Alison discovered the power of Loop batts. Seeing the display of layered colors all propped up on the big wall was enough to get Alison to seek out a drop spindle (she chose a lightweight turkish) just so she could get a Loop batt in ocean colors. She loves knitting lace, so I was able to guide her to a lighter spindle so she would have an easier time getting to her preferred weight right away. Another lady sold her on Turkish spindles as she described how they worked and we showed her. And that woman wasn’t even the one selling the spindles! Of course, I also got a brand new pink, white, and black Loop batt named Licorice. We also got a free sample of a cashmere blend that they are marketing as Loop Lux. It is the perfect amount to spin on my lovely lightweight Golding which has sadly been neglected in favor of my wheel for far too long.

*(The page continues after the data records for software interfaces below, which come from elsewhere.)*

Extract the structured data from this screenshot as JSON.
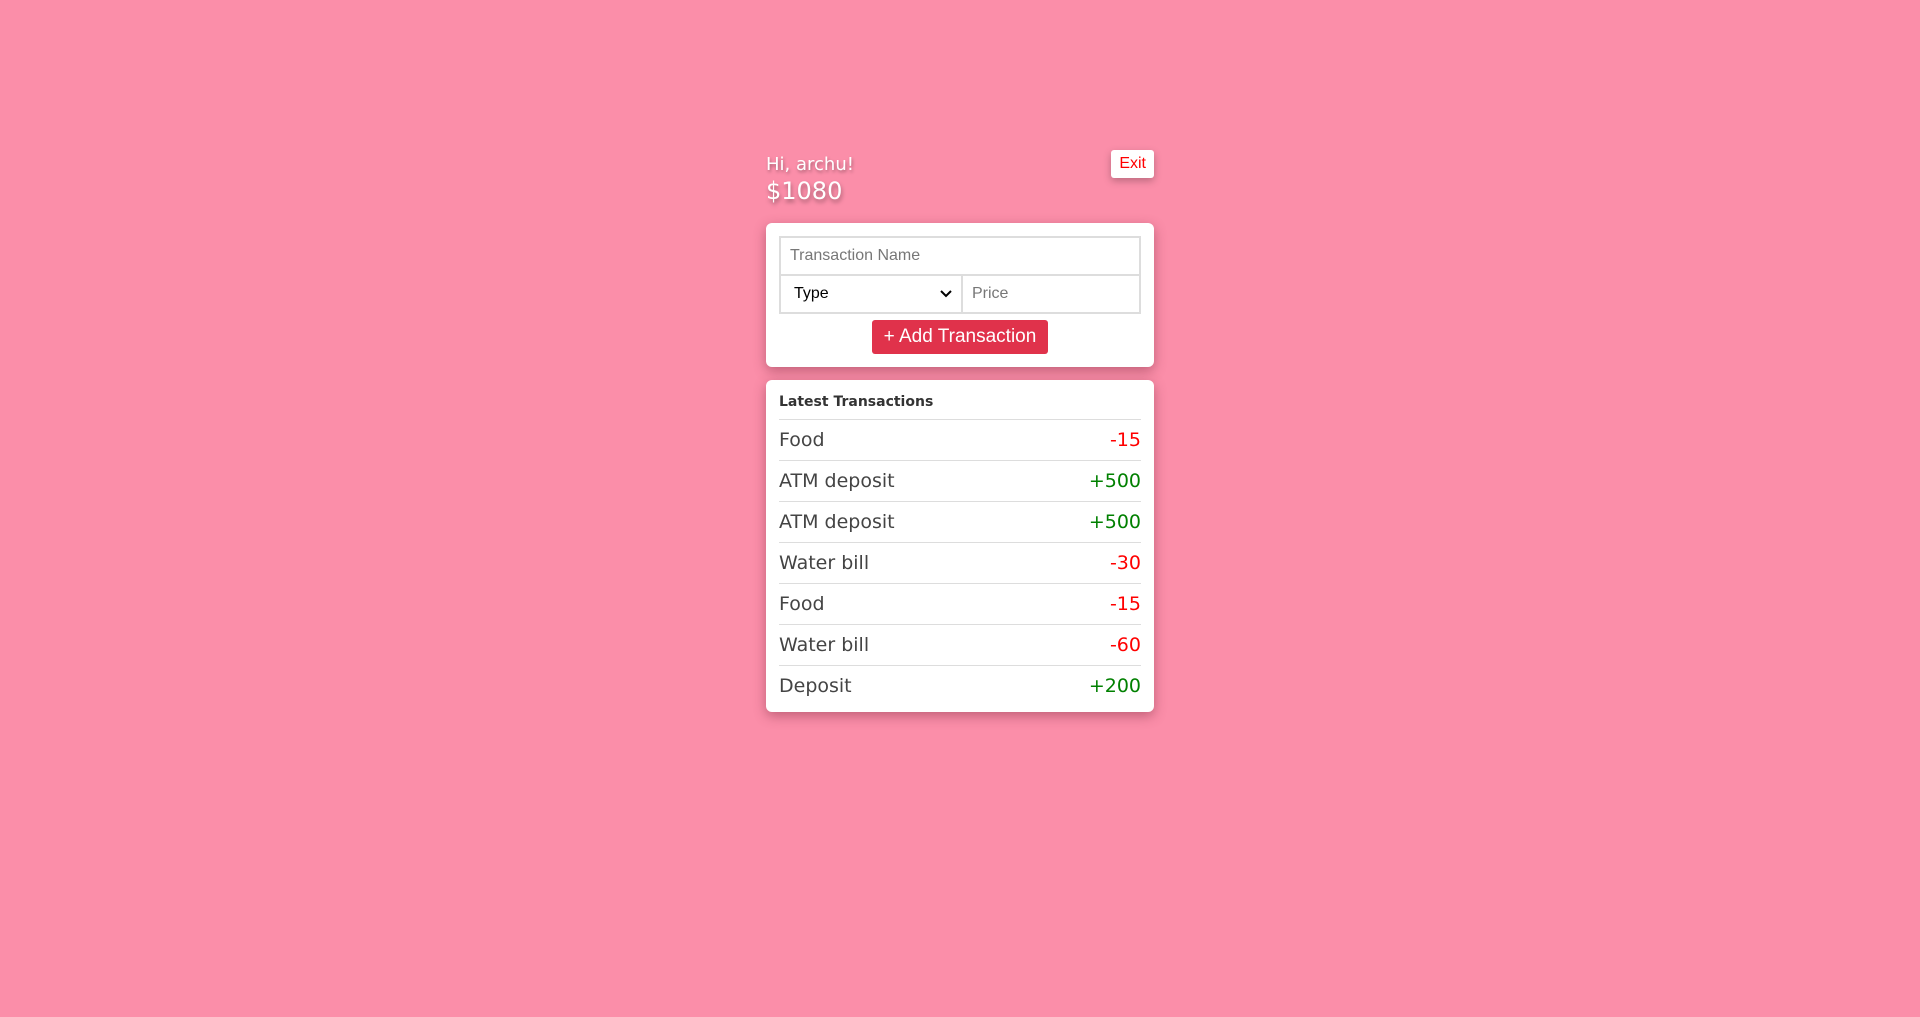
{
  "header": {
    "greeting": "Hi, archu!",
    "balance": "$1080",
    "exit_label": "Exit"
  },
  "form": {
    "name_placeholder": "Transaction Name",
    "type_value": "Type",
    "price_placeholder": "Price",
    "add_label": "+ Add Transaction"
  },
  "list": {
    "title": "Latest Transactions",
    "items": [
      {
        "name": "Food",
        "amount": "-15",
        "kind": "neg"
      },
      {
        "name": "ATM deposit",
        "amount": "+500",
        "kind": "pos"
      },
      {
        "name": "ATM deposit",
        "amount": "+500",
        "kind": "pos"
      },
      {
        "name": "Water bill",
        "amount": "-30",
        "kind": "neg"
      },
      {
        "name": "Food",
        "amount": "-15",
        "kind": "neg"
      },
      {
        "name": "Water bill",
        "amount": "-60",
        "kind": "neg"
      },
      {
        "name": "Deposit",
        "amount": "+200",
        "kind": "pos"
      }
    ]
  },
  "colors": {
    "background": "#fb8ea9",
    "accent": "#e0324b",
    "negative": "#ff0000",
    "positive": "#008000"
  }
}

Alison and Laura found the Kookaburra Wool Wash booth while my mom and I were looking at swifts designed by Tom & Deb Belletete from Yarn Tech. Everyone walked away from those booths happy. Mom got her swift and Alison, Laura, and I got samples of Kookaburra. They even gave me a bottle of their Kookaburra Delicate which has no lanolin in it just in case their regular blend ended up having more straight lanolin that I can normally handle. The struggles of being a wool enthusiast with a lanolin sensitivity is real!
A major discovery I found was an active and running Tsarina Tsock booth. I know they have had issues over the years with being able to provide the wonderful kits and patterns that the wonderful Linda Grossman designed. If I had an extra ten dollars on me, I would have picked up the Vintage kit that they had. Part of me really regrets not picking it up right away, but because I went to two festivals/cons back to back, I just didn’t have the available funds to do so. I also regret not taking pictures of their wonderful display. They said that they do have the ability to start offering them again and spread the wonderful designs and knitting legacy that Linda left us. It was wonderful to see all of the designs in person and I hope they go to other festivals too.
Of course, what would a fiber festival be without all of the animals that provide their wool for our benefit?
I should have gotten more sheep pictures and I only saw one bunny, but it is always fun to see our fiber producers. I just love the longwools, but I am still enough of a novice that I can’t point out specific breeds without proper signs. The only thing I can say for sure is that there were a lot of Romney sheep at Maryland.
We also stopped at the fleece barn and Alison showed a surprising knack for finding really nice naturally colored fleeces for really good deals. Laura also found a really nice Merino, but she seemed to gravitate towards the higher price points. I can’t really blame her. The higher priced fleeces were really something to look at!
Both Zenkaikon and Maryland Sheep & Wool were a lot of fun. Surprisingly, Maryland took much more out of me than Zenkaikon did, but it was my first time at Maryland and my second time at Zenkaikon. Plus, I firmly believe that wool fumes are 10% more powerful than the power of kawaii at Anime conventions.